▶ Problem statement:
Each entry should be duplicated exactly, with no line missing.

Web page and app entries
★ ★ ★ ★

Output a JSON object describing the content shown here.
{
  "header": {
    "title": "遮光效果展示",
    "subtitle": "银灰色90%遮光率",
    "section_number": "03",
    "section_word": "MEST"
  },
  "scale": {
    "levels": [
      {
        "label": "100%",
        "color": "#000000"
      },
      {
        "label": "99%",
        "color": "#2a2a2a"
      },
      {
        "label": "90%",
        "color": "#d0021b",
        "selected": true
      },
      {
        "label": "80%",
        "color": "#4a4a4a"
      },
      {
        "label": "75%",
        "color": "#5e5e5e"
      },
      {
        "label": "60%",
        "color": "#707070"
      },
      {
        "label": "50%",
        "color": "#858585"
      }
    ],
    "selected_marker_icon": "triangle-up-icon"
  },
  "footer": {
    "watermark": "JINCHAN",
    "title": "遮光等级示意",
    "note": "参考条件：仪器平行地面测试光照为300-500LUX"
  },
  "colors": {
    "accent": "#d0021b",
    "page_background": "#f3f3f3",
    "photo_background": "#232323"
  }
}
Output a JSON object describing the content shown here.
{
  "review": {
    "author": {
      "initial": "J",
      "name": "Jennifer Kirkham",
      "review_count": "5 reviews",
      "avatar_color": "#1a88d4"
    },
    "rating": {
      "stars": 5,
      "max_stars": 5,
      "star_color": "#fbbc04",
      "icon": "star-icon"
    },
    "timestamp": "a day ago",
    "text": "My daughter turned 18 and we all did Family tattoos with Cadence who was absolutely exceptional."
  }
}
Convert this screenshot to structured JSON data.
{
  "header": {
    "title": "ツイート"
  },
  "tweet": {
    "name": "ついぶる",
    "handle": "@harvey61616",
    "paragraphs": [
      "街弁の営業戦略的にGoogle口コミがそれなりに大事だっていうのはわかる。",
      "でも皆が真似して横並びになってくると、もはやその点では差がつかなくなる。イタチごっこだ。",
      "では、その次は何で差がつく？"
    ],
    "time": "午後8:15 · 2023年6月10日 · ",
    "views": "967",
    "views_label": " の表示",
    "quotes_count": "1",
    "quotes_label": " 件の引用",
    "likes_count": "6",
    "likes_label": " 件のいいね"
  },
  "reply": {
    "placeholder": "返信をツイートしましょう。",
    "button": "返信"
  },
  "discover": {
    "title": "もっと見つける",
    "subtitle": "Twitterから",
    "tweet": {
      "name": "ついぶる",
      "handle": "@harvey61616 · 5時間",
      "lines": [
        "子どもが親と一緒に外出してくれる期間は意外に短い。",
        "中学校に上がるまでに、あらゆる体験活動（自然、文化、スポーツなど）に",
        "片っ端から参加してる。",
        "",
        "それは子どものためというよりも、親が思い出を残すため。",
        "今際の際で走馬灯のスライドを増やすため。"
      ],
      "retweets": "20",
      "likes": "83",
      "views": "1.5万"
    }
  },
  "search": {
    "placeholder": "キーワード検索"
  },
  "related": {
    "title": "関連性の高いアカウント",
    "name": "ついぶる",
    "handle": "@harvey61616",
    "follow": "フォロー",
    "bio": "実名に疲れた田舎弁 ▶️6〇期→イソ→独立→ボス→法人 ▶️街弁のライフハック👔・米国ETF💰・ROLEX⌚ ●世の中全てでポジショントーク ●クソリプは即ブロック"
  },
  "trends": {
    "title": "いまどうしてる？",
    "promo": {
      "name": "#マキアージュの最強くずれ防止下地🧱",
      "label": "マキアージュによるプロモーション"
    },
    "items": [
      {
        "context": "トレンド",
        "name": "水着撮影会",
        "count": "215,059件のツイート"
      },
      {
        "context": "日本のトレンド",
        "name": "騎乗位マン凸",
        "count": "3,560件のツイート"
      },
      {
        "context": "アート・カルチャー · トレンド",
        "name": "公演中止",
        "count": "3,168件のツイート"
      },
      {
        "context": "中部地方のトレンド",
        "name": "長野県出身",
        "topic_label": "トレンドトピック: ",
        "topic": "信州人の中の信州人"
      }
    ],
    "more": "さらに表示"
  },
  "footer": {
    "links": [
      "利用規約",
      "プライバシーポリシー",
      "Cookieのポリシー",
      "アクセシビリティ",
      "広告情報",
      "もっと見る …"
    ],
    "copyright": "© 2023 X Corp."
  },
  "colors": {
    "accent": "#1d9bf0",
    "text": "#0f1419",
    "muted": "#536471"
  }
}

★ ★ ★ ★

▶ Task solution:
Output a JSON object describing the content shown here.
{
  "header": {
    "title": "遮光效果展示",
    "subtitle": "银灰色90%遮光率",
    "section_number": "03",
    "section_word": "MEST"
  },
  "scale": {
    "levels": [
      {
        "label": "100%",
        "color": "#000000"
      },
      {
        "label": "99%",
        "color": "#2a2a2a"
      },
      {
        "label": "90%",
        "color": "#d0021b",
        "selected": true
      },
      {
        "label": "80%",
        "color": "#4a4a4a"
      },
      {
        "label": "75%",
        "color": "#5e5e5e"
      },
      {
        "label": "60%",
        "color": "#707070"
      },
      {
        "label": "50%",
        "color": "#858585"
      }
    ],
    "selected_marker_icon": "triangle-up-icon"
  },
  "footer": {
    "watermark": "JINCHAN",
    "title": "遮光等级示意",
    "note": "参考条件：仪器平行地面测试光照为300-500LUX"
  },
  "colors": {
    "accent": "#d0021b",
    "page_background": "#f3f3f3",
    "photo_background": "#232323"
  }
}
Output a JSON object describing the content shown here.
{
  "review": {
    "author": {
      "initial": "J",
      "name": "Jennifer Kirkham",
      "review_count": "5 reviews",
      "avatar_color": "#1a88d4"
    },
    "rating": {
      "stars": 5,
      "max_stars": 5,
      "star_color": "#fbbc04",
      "icon": "star-icon"
    },
    "timestamp": "a day ago",
    "text": "My daughter turned 18 and we all did Family tattoos with Cadence who was absolutely exceptional."
  }
}
Convert this screenshot to structured JSON data.
{
  "header": {
    "title": "ツイート"
  },
  "tweet": {
    "name": "ついぶる",
    "handle": "@harvey61616",
    "paragraphs": [
      "街弁の営業戦略的にGoogle口コミがそれなりに大事だっていうのはわかる。",
      "でも皆が真似して横並びになってくると、もはやその点では差がつかなくなる。イタチごっこだ。",
      "では、その次は何で差がつく？"
    ],
    "time": "午後8:15 · 2023年6月10日 · ",
    "views": "967",
    "views_label": " の表示",
    "quotes_count": "1",
    "quotes_label": " 件の引用",
    "likes_count": "6",
    "likes_label": " 件のいいね"
  },
  "reply": {
    "placeholder": "返信をツイートしましょう。",
    "button": "返信"
  },
  "discover": {
    "title": "もっと見つける",
    "subtitle": "Twitterから",
    "tweet": {
      "name": "ついぶる",
      "handle": "@harvey61616 · 5時間",
      "lines": [
        "子どもが親と一緒に外出してくれる期間は意外に短い。",
        "中学校に上がるまでに、あらゆる体験活動（自然、文化、スポーツなど）に",
        "片っ端から参加してる。",
        "",
        "それは子どものためというよりも、親が思い出を残すため。",
        "今際の際で走馬灯のスライドを増やすため。"
      ],
      "retweets": "20",
      "likes": "83",
      "views": "1.5万"
    }
  },
  "search": {
    "placeholder": "キーワード検索"
  },
  "related": {
    "title": "関連性の高いアカウント",
    "name": "ついぶる",
    "handle": "@harvey61616",
    "follow": "フォロー",
    "bio": "実名に疲れた田舎弁 ▶️6〇期→イソ→独立→ボス→法人 ▶️街弁のライフハック👔・米国ETF💰・ROLEX⌚ ●世の中全てでポジショントーク ●クソリプは即ブロック"
  },
  "trends": {
    "title": "いまどうしてる？",
    "promo": {
      "name": "#マキアージュの最強くずれ防止下地🧱",
      "label": "マキアージュによるプロモーション"
    },
    "items": [
      {
        "context": "トレンド",
        "name": "水着撮影会",
        "count": "215,059件のツイート"
      },
      {
        "context": "日本のトレンド",
        "name": "騎乗位マン凸",
        "count": "3,560件のツイート"
      },
      {
        "context": "アート・カルチャー · トレンド",
        "name": "公演中止",
        "count": "3,168件のツイート"
      },
      {
        "context": "中部地方のトレンド",
        "name": "長野県出身",
        "topic_label": "トレンドトピック: ",
        "topic": "信州人の中の信州人"
      }
    ],
    "more": "さらに表示"
  },
  "footer": {
    "links": [
      "利用規約",
      "プライバシーポリシー",
      "Cookieのポリシー",
      "アクセシビリティ",
      "広告情報",
      "もっと見る …"
    ],
    "copyright": "© 2023 X Corp."
  },
  "colors": {
    "accent": "#1d9bf0",
    "text": "#0f1419",
    "muted": "#536471"
  }
}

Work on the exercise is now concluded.